Triangle MRSEC researchers have invented a new technology for the use of electrical voltages to dynamically generate various patterns on curved surfaces and over large areas, such as the surfaces of gloves.
MRSEC postdoc, Dr. Kermin Martínez-Hernández; Visiting Scholar, Sandy Sine; and former MRSEC RET participant, Troy Dassler organized a workshop “Integrating cutting-edge nanotechnology into the inquiry-based learning experience.” This was part of the professional development workshop prepared for Middle Year’s Science
Molecular dynamics simulations of a coarse grain model are used to explore the morphology of thermotropic liquid crystal nanodroplets. The characteristic length of the droplets is such that different contributions to the energy, including interfacial and bulk-like terms, have comparable magnitudes.
IRG 3 has examined the orientational ordering of nematic liquid crystals (LCs) supported on organized monolayers of dipeptides with the goal of understanding how peptide-based interfaces encode intermolecular interactions that are amplified into supramolecular ordering.
In the last ten years, two-dimensional infrared spectroscopy has become an important technique for studying molecular structures and dynamics. We report the implementation of heterodyne detected two-dimensional sum-frequency generation (HD 2D SFG)
Objective: To develop nanofabrication capabilities that will allow for writing structures as small as ~10 nm.
Approach: Use MRSEC funds provided by the State of Utah to purchase state-of-the-art nanofabrication capabilities to expand existing materials research capabilities.
On-chip optical modulation is one of the most important functionalities for integrated silicon photonic circuits. We demonstrate that sputter-deposited polycrystalline metallic thin films are promising materials for realizing ultra-low power modulators.

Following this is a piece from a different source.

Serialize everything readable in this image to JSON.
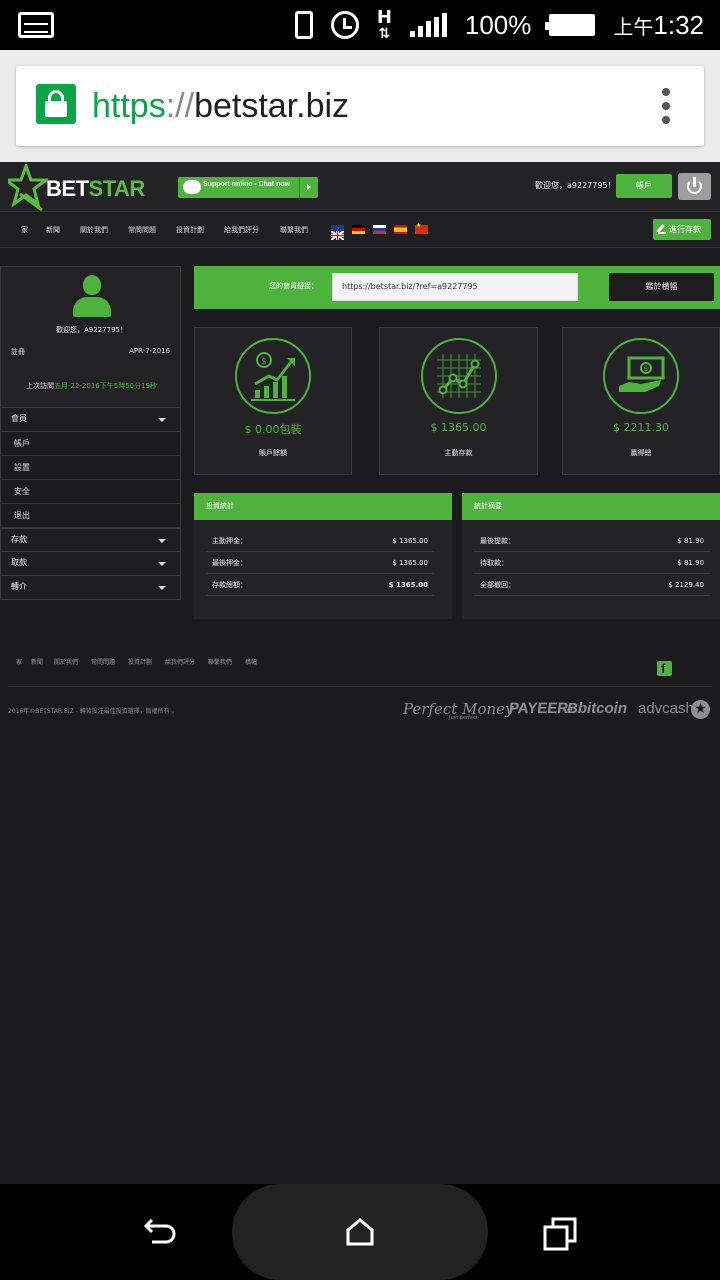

On March 22, 2012, CRISP, in collaboration with Yale's Science Pathways, hosted a public lecture in support of the 2012 NanoDays national outreach campaign. IRG2 leader Jan Schroers gave a talk entitled, Strong as Steel, but Pliable as Plastic: Metals Conquering the Nanoworld. Hands-on demonstrations for students were provided by CRISP researchers.